WHAT THE EXERCISE ASKS
Start to finish, reproduce the records below with nothing missing.

(Beginning of STORED DATA)

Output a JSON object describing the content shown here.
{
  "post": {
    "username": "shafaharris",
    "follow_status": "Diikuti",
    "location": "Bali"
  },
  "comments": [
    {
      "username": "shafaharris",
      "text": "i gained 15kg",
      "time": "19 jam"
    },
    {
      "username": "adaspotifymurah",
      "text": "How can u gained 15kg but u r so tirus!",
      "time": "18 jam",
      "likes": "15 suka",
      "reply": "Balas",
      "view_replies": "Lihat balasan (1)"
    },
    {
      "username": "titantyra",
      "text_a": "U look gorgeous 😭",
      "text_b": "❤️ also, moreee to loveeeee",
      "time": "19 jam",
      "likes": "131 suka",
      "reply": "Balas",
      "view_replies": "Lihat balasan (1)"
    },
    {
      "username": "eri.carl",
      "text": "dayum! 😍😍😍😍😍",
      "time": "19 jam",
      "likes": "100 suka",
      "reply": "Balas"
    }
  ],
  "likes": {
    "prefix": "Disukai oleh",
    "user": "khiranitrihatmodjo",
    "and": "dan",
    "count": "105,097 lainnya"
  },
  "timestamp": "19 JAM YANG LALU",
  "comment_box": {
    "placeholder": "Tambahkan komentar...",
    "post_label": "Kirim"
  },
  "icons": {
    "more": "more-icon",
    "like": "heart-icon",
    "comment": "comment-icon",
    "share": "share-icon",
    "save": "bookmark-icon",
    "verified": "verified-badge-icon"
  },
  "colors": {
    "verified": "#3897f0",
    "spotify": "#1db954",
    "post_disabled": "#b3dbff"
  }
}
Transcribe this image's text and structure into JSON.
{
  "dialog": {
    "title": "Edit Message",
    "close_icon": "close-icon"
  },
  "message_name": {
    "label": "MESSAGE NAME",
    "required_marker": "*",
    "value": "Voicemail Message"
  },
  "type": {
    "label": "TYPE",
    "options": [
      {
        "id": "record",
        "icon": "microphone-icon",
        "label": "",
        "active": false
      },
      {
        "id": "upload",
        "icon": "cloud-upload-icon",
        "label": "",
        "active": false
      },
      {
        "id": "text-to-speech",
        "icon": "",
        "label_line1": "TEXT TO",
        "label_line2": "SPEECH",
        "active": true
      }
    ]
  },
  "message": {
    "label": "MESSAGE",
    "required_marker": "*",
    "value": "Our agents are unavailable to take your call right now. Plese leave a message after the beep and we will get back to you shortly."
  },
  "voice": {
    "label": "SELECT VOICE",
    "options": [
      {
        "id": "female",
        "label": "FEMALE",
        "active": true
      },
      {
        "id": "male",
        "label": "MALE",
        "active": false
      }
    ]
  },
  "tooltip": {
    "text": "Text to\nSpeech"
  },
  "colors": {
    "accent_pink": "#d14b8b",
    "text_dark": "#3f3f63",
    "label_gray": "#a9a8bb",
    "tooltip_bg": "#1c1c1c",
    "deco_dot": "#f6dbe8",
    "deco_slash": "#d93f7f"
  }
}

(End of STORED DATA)

WRITTEN ANSWER
Output a JSON object describing the content shown here.
{
  "post": {
    "username": "shafaharris",
    "follow_status": "Diikuti",
    "location": "Bali"
  },
  "comments": [
    {
      "username": "shafaharris",
      "text": "i gained 15kg",
      "time": "19 jam"
    },
    {
      "username": "adaspotifymurah",
      "text": "How can u gained 15kg but u r so tirus!",
      "time": "18 jam",
      "likes": "15 suka",
      "reply": "Balas",
      "view_replies": "Lihat balasan (1)"
    },
    {
      "username": "titantyra",
      "text_a": "U look gorgeous 😭",
      "text_b": "❤️ also, moreee to loveeeee",
      "time": "19 jam",
      "likes": "131 suka",
      "reply": "Balas",
      "view_replies": "Lihat balasan (1)"
    },
    {
      "username": "eri.carl",
      "text": "dayum! 😍😍😍😍😍",
      "time": "19 jam",
      "likes": "100 suka",
      "reply": "Balas"
    }
  ],
  "likes": {
    "prefix": "Disukai oleh",
    "user": "khiranitrihatmodjo",
    "and": "dan",
    "count": "105,097 lainnya"
  },
  "timestamp": "19 JAM YANG LALU",
  "comment_box": {
    "placeholder": "Tambahkan komentar...",
    "post_label": "Kirim"
  },
  "icons": {
    "more": "more-icon",
    "like": "heart-icon",
    "comment": "comment-icon",
    "share": "share-icon",
    "save": "bookmark-icon",
    "verified": "verified-badge-icon"
  },
  "colors": {
    "verified": "#3897f0",
    "spotify": "#1db954",
    "post_disabled": "#b3dbff"
  }
}
Transcribe this image's text and structure into JSON.
{
  "dialog": {
    "title": "Edit Message",
    "close_icon": "close-icon"
  },
  "message_name": {
    "label": "MESSAGE NAME",
    "required_marker": "*",
    "value": "Voicemail Message"
  },
  "type": {
    "label": "TYPE",
    "options": [
      {
        "id": "record",
        "icon": "microphone-icon",
        "label": "",
        "active": false
      },
      {
        "id": "upload",
        "icon": "cloud-upload-icon",
        "label": "",
        "active": false
      },
      {
        "id": "text-to-speech",
        "icon": "",
        "label_line1": "TEXT TO",
        "label_line2": "SPEECH",
        "active": true
      }
    ]
  },
  "message": {
    "label": "MESSAGE",
    "required_marker": "*",
    "value": "Our agents are unavailable to take your call right now. Plese leave a message after the beep and we will get back to you shortly."
  },
  "voice": {
    "label": "SELECT VOICE",
    "options": [
      {
        "id": "female",
        "label": "FEMALE",
        "active": true
      },
      {
        "id": "male",
        "label": "MALE",
        "active": false
      }
    ]
  },
  "tooltip": {
    "text": "Text to\nSpeech"
  },
  "colors": {
    "accent_pink": "#d14b8b",
    "text_dark": "#3f3f63",
    "label_gray": "#a9a8bb",
    "tooltip_bg": "#1c1c1c",
    "deco_dot": "#f6dbe8",
    "deco_slash": "#d93f7f"
  }
}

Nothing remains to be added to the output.